Michele Wilson, Ph.D., educating patients in her
- Make it a habit to watch the speaker even if listening is not difficult. It is good to get in the habit of paying attention.
- Don't interrupt the speaker before he or she finishes a sentence. You may not understand the beginning, but may catch the end.
- When you are aware that you missed something that was said, ask that it be repeated.
- Summarize what you did hear so that your communication partner knows what to fill in.
- Learn about the topic being discussed. When you know what a person is talking about, it is easier to follow the conversation.
- Learn to look for ideas rather than isolated words.
- Keep alert for key words in sentences in order to follow ideas.
- Use the clues from the situation to help get meanings. The idea is often spelled out by the actual situation.
You may be able to anticipate words or phrases that will probably be
- Don't be afraid to guess, using situational and contextual clues.
- Keep informed of your friends' interests. If you and your friends have favorite topics, this limited content makes understanding easier.
- Stay aware of current events. When you know something about a topic, you can more readily recognize key words, names, and so forth. It will be helpful to read the daily newspaper and to be aware of the programs many people may watch, even if you don't watch TV.

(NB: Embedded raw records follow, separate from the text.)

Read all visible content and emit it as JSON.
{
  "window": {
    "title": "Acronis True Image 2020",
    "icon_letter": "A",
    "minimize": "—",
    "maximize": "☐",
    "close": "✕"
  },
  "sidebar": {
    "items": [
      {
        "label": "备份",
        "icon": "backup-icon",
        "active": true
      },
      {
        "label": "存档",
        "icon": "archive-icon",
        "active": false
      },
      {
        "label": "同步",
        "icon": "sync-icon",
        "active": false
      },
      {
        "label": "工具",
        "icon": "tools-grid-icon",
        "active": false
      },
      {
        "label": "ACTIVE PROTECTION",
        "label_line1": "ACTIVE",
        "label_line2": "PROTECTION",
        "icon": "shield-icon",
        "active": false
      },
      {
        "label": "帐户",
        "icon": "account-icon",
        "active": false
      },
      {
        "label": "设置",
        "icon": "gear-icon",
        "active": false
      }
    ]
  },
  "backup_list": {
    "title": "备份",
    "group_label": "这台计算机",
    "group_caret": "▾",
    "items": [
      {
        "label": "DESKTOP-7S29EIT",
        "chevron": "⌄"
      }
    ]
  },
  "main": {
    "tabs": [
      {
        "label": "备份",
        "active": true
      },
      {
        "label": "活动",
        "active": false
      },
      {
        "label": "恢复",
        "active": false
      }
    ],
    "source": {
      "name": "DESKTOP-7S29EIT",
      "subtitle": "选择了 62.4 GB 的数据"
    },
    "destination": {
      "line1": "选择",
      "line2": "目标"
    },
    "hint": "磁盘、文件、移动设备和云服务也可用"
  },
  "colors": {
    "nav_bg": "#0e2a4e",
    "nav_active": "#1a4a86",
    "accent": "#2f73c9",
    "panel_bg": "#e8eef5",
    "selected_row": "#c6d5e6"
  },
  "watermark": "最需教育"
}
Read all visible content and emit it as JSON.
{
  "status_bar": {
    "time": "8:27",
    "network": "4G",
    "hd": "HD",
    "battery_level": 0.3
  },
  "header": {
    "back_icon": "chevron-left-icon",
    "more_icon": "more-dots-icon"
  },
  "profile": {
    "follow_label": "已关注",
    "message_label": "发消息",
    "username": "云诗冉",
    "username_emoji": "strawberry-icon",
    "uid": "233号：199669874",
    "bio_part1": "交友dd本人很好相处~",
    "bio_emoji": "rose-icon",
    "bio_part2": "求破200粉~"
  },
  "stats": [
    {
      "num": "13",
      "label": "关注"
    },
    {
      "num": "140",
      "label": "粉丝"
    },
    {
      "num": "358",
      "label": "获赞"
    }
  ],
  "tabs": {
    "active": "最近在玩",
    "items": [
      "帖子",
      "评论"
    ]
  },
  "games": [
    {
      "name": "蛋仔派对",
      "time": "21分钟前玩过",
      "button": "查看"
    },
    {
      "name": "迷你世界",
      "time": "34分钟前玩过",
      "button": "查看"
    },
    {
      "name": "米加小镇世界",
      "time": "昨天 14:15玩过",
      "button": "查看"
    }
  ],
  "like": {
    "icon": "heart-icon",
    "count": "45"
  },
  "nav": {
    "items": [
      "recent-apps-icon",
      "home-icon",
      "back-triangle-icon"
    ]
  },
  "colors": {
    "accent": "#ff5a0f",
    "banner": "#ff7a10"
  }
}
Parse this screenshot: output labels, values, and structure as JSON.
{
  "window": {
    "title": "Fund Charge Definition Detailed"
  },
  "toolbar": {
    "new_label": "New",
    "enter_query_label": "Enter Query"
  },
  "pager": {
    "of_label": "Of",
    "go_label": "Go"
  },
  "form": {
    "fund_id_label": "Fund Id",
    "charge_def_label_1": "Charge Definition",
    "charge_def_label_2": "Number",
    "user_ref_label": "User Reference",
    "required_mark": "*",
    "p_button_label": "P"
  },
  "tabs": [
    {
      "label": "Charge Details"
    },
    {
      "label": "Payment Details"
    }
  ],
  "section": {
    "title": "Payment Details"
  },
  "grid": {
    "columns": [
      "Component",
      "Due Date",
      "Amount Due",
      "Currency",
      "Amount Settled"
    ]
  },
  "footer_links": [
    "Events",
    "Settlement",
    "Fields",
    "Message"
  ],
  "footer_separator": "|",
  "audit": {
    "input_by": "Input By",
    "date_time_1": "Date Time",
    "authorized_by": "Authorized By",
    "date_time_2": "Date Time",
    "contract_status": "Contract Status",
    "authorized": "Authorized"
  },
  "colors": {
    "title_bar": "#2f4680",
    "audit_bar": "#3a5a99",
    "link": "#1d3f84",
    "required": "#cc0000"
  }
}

- Ask family members to keep you informed about things that are happening in your community and neighborhood and about events in the lives of people you know.
- Keep your sense of humor.